- [Assignment]: Repeat the records below exactly, leaving out any pictures.

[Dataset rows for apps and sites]
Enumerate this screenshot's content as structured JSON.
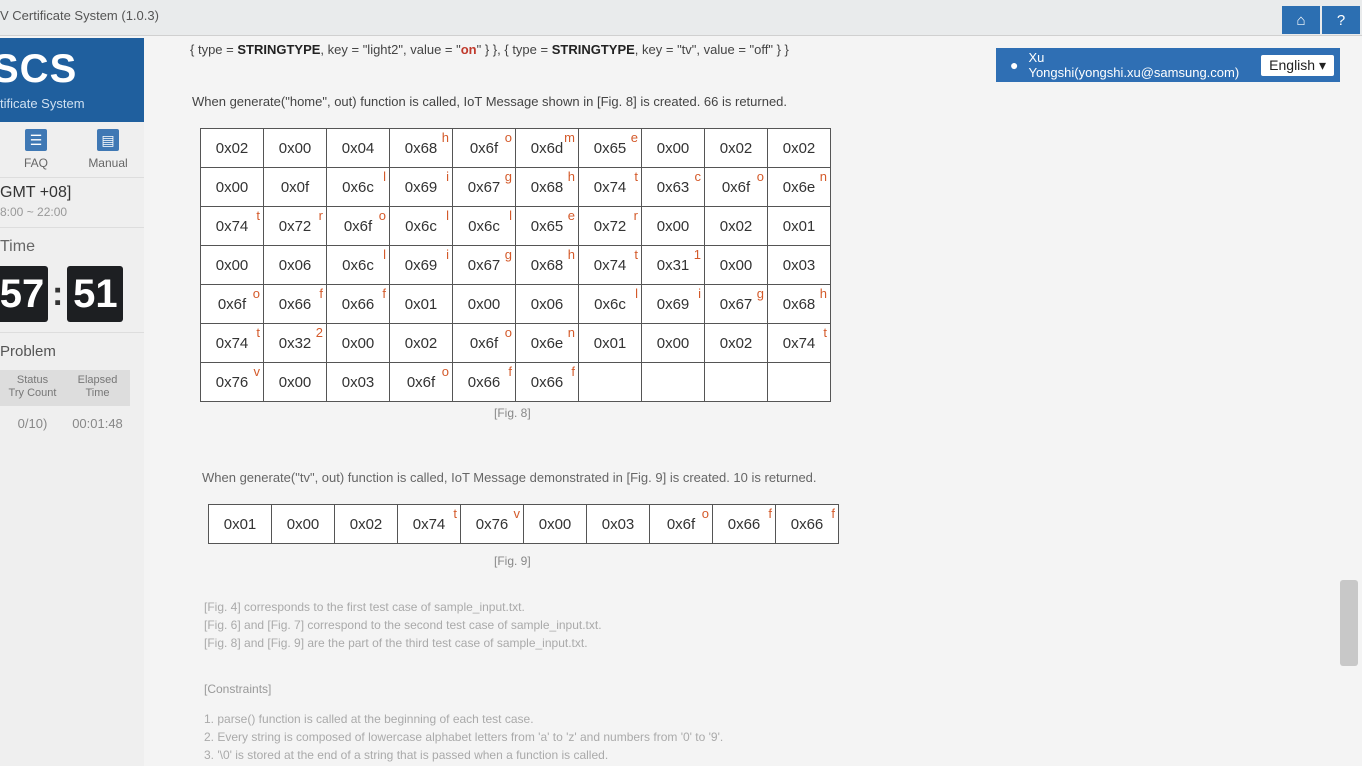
{
  "window": {
    "title": "V Certificate System (1.0.3)",
    "home_icon": "⌂",
    "help_icon": "?"
  },
  "sidebar": {
    "logo": "SCS",
    "subtitle": "tificate System",
    "faq_label": "FAQ",
    "manual_label": "Manual",
    "timezone": "GMT +08]",
    "hours": "8:00 ~ 22:00",
    "time_label": "Time",
    "clock_min": "57",
    "clock_sep": ":",
    "clock_sec": "51",
    "problem_label": "Problem",
    "status_header": "Status\nTry Count",
    "elapsed_header": "Elapsed\nTime",
    "status_value": "0/10)",
    "elapsed_value": "00:01:48"
  },
  "user": {
    "name": "Xu Yongshi(yongshi.xu@samsung.com)",
    "language": "English ▾"
  },
  "content": {
    "line_top_a": "{ type = ",
    "line_top_b": "STRINGTYPE",
    "line_top_c": ", key = \"light2\", value = \"",
    "line_top_d": "on",
    "line_top_e": "\" } }, { type = ",
    "line_top_f": "STRINGTYPE",
    "line_top_g": ", key = \"tv\", value = \"off\" } }",
    "desc8": "When generate(\"home\", out) function is called, IoT Message shown in [Fig. 8] is created. 66 is returned.",
    "fig8_caption": "[Fig. 8]",
    "desc9": "When generate(\"tv\", out) function is called, IoT Message demonstrated in [Fig. 9] is created. 10 is returned.",
    "fig9_caption": "[Fig. 9]",
    "notes": [
      "[Fig. 4] corresponds to the first test case of sample_input.txt.",
      "[Fig. 6] and [Fig. 7] correspond to the second test case of sample_input.txt.",
      "[Fig. 8] and [Fig. 9] are the part of the third test case of sample_input.txt."
    ],
    "constraints_title": "[Constraints]",
    "constraints": [
      "1. parse() function is called at the beginning of each test case.",
      "2. Every string is composed of lowercase alphabet letters from 'a' to 'z' and numbers from '0' to '9'.",
      "3. '\\0' is stored at the end of a string that is passed when a function is called."
    ]
  },
  "fig8": [
    [
      [
        "0x02",
        ""
      ],
      [
        "0x00",
        ""
      ],
      [
        "0x04",
        ""
      ],
      [
        "0x68",
        "h"
      ],
      [
        "0x6f",
        "o"
      ],
      [
        "0x6d",
        "m"
      ],
      [
        "0x65",
        "e"
      ],
      [
        "0x00",
        ""
      ],
      [
        "0x02",
        ""
      ],
      [
        "0x02",
        ""
      ]
    ],
    [
      [
        "0x00",
        ""
      ],
      [
        "0x0f",
        ""
      ],
      [
        "0x6c",
        "l"
      ],
      [
        "0x69",
        "i"
      ],
      [
        "0x67",
        "g"
      ],
      [
        "0x68",
        "h"
      ],
      [
        "0x74",
        "t"
      ],
      [
        "0x63",
        "c"
      ],
      [
        "0x6f",
        "o"
      ],
      [
        "0x6e",
        "n"
      ]
    ],
    [
      [
        "0x74",
        "t"
      ],
      [
        "0x72",
        "r"
      ],
      [
        "0x6f",
        "o"
      ],
      [
        "0x6c",
        "l"
      ],
      [
        "0x6c",
        "l"
      ],
      [
        "0x65",
        "e"
      ],
      [
        "0x72",
        "r"
      ],
      [
        "0x00",
        ""
      ],
      [
        "0x02",
        ""
      ],
      [
        "0x01",
        ""
      ]
    ],
    [
      [
        "0x00",
        ""
      ],
      [
        "0x06",
        ""
      ],
      [
        "0x6c",
        "l"
      ],
      [
        "0x69",
        "i"
      ],
      [
        "0x67",
        "g"
      ],
      [
        "0x68",
        "h"
      ],
      [
        "0x74",
        "t"
      ],
      [
        "0x31",
        "1"
      ],
      [
        "0x00",
        ""
      ],
      [
        "0x03",
        ""
      ]
    ],
    [
      [
        "0x6f",
        "o"
      ],
      [
        "0x66",
        "f"
      ],
      [
        "0x66",
        "f"
      ],
      [
        "0x01",
        ""
      ],
      [
        "0x00",
        ""
      ],
      [
        "0x06",
        ""
      ],
      [
        "0x6c",
        "l"
      ],
      [
        "0x69",
        "i"
      ],
      [
        "0x67",
        "g"
      ],
      [
        "0x68",
        "h"
      ]
    ],
    [
      [
        "0x74",
        "t"
      ],
      [
        "0x32",
        "2"
      ],
      [
        "0x00",
        ""
      ],
      [
        "0x02",
        ""
      ],
      [
        "0x6f",
        "o"
      ],
      [
        "0x6e",
        "n"
      ],
      [
        "0x01",
        ""
      ],
      [
        "0x00",
        ""
      ],
      [
        "0x02",
        ""
      ],
      [
        "0x74",
        "t"
      ]
    ],
    [
      [
        "0x76",
        "v"
      ],
      [
        "0x00",
        ""
      ],
      [
        "0x03",
        ""
      ],
      [
        "0x6f",
        "o"
      ],
      [
        "0x66",
        "f"
      ],
      [
        "0x66",
        "f"
      ],
      [
        "",
        ""
      ],
      [
        "",
        ""
      ],
      [
        "",
        ""
      ],
      [
        "",
        ""
      ]
    ]
  ],
  "fig9": [
    [
      [
        "0x01",
        ""
      ],
      [
        "0x00",
        ""
      ],
      [
        "0x02",
        ""
      ],
      [
        "0x74",
        "t"
      ],
      [
        "0x76",
        "v"
      ],
      [
        "0x00",
        ""
      ],
      [
        "0x03",
        ""
      ],
      [
        "0x6f",
        "o"
      ],
      [
        "0x66",
        "f"
      ],
      [
        "0x66",
        "f"
      ]
    ]
  ]
}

- [Response]:
Enumerate this screenshot's content as structured JSON.
{
  "window": {
    "title": "V Certificate System (1.0.3)",
    "home_icon": "⌂",
    "help_icon": "?"
  },
  "sidebar": {
    "logo": "SCS",
    "subtitle": "tificate System",
    "faq_label": "FAQ",
    "manual_label": "Manual",
    "timezone": "GMT +08]",
    "hours": "8:00 ~ 22:00",
    "time_label": "Time",
    "clock_min": "57",
    "clock_sep": ":",
    "clock_sec": "51",
    "problem_label": "Problem",
    "status_header": "Status\nTry Count",
    "elapsed_header": "Elapsed\nTime",
    "status_value": "0/10)",
    "elapsed_value": "00:01:48"
  },
  "user": {
    "name": "Xu Yongshi(yongshi.xu@samsung.com)",
    "language": "English ▾"
  },
  "content": {
    "line_top_a": "{ type = ",
    "line_top_b": "STRINGTYPE",
    "line_top_c": ", key = \"light2\", value = \"",
    "line_top_d": "on",
    "line_top_e": "\" } }, { type = ",
    "line_top_f": "STRINGTYPE",
    "line_top_g": ", key = \"tv\", value = \"off\" } }",
    "desc8": "When generate(\"home\", out) function is called, IoT Message shown in [Fig. 8] is created. 66 is returned.",
    "fig8_caption": "[Fig. 8]",
    "desc9": "When generate(\"tv\", out) function is called, IoT Message demonstrated in [Fig. 9] is created. 10 is returned.",
    "fig9_caption": "[Fig. 9]",
    "notes": [
      "[Fig. 4] corresponds to the first test case of sample_input.txt.",
      "[Fig. 6] and [Fig. 7] correspond to the second test case of sample_input.txt.",
      "[Fig. 8] and [Fig. 9] are the part of the third test case of sample_input.txt."
    ],
    "constraints_title": "[Constraints]",
    "constraints": [
      "1. parse() function is called at the beginning of each test case.",
      "2. Every string is composed of lowercase alphabet letters from 'a' to 'z' and numbers from '0' to '9'.",
      "3. '\\0' is stored at the end of a string that is passed when a function is called."
    ]
  },
  "fig8": [
    [
      [
        "0x02",
        ""
      ],
      [
        "0x00",
        ""
      ],
      [
        "0x04",
        ""
      ],
      [
        "0x68",
        "h"
      ],
      [
        "0x6f",
        "o"
      ],
      [
        "0x6d",
        "m"
      ],
      [
        "0x65",
        "e"
      ],
      [
        "0x00",
        ""
      ],
      [
        "0x02",
        ""
      ],
      [
        "0x02",
        ""
      ]
    ],
    [
      [
        "0x00",
        ""
      ],
      [
        "0x0f",
        ""
      ],
      [
        "0x6c",
        "l"
      ],
      [
        "0x69",
        "i"
      ],
      [
        "0x67",
        "g"
      ],
      [
        "0x68",
        "h"
      ],
      [
        "0x74",
        "t"
      ],
      [
        "0x63",
        "c"
      ],
      [
        "0x6f",
        "o"
      ],
      [
        "0x6e",
        "n"
      ]
    ],
    [
      [
        "0x74",
        "t"
      ],
      [
        "0x72",
        "r"
      ],
      [
        "0x6f",
        "o"
      ],
      [
        "0x6c",
        "l"
      ],
      [
        "0x6c",
        "l"
      ],
      [
        "0x65",
        "e"
      ],
      [
        "0x72",
        "r"
      ],
      [
        "0x00",
        ""
      ],
      [
        "0x02",
        ""
      ],
      [
        "0x01",
        ""
      ]
    ],
    [
      [
        "0x00",
        ""
      ],
      [
        "0x06",
        ""
      ],
      [
        "0x6c",
        "l"
      ],
      [
        "0x69",
        "i"
      ],
      [
        "0x67",
        "g"
      ],
      [
        "0x68",
        "h"
      ],
      [
        "0x74",
        "t"
      ],
      [
        "0x31",
        "1"
      ],
      [
        "0x00",
        ""
      ],
      [
        "0x03",
        ""
      ]
    ],
    [
      [
        "0x6f",
        "o"
      ],
      [
        "0x66",
        "f"
      ],
      [
        "0x66",
        "f"
      ],
      [
        "0x01",
        ""
      ],
      [
        "0x00",
        ""
      ],
      [
        "0x06",
        ""
      ],
      [
        "0x6c",
        "l"
      ],
      [
        "0x69",
        "i"
      ],
      [
        "0x67",
        "g"
      ],
      [
        "0x68",
        "h"
      ]
    ],
    [
      [
        "0x74",
        "t"
      ],
      [
        "0x32",
        "2"
      ],
      [
        "0x00",
        ""
      ],
      [
        "0x02",
        ""
      ],
      [
        "0x6f",
        "o"
      ],
      [
        "0x6e",
        "n"
      ],
      [
        "0x01",
        ""
      ],
      [
        "0x00",
        ""
      ],
      [
        "0x02",
        ""
      ],
      [
        "0x74",
        "t"
      ]
    ],
    [
      [
        "0x76",
        "v"
      ],
      [
        "0x00",
        ""
      ],
      [
        "0x03",
        ""
      ],
      [
        "0x6f",
        "o"
      ],
      [
        "0x66",
        "f"
      ],
      [
        "0x66",
        "f"
      ],
      [
        "",
        ""
      ],
      [
        "",
        ""
      ],
      [
        "",
        ""
      ],
      [
        "",
        ""
      ]
    ]
  ],
  "fig9": [
    [
      [
        "0x01",
        ""
      ],
      [
        "0x00",
        ""
      ],
      [
        "0x02",
        ""
      ],
      [
        "0x74",
        "t"
      ],
      [
        "0x76",
        "v"
      ],
      [
        "0x00",
        ""
      ],
      [
        "0x03",
        ""
      ],
      [
        "0x6f",
        "o"
      ],
      [
        "0x66",
        "f"
      ],
      [
        "0x66",
        "f"
      ]
    ]
  ]
}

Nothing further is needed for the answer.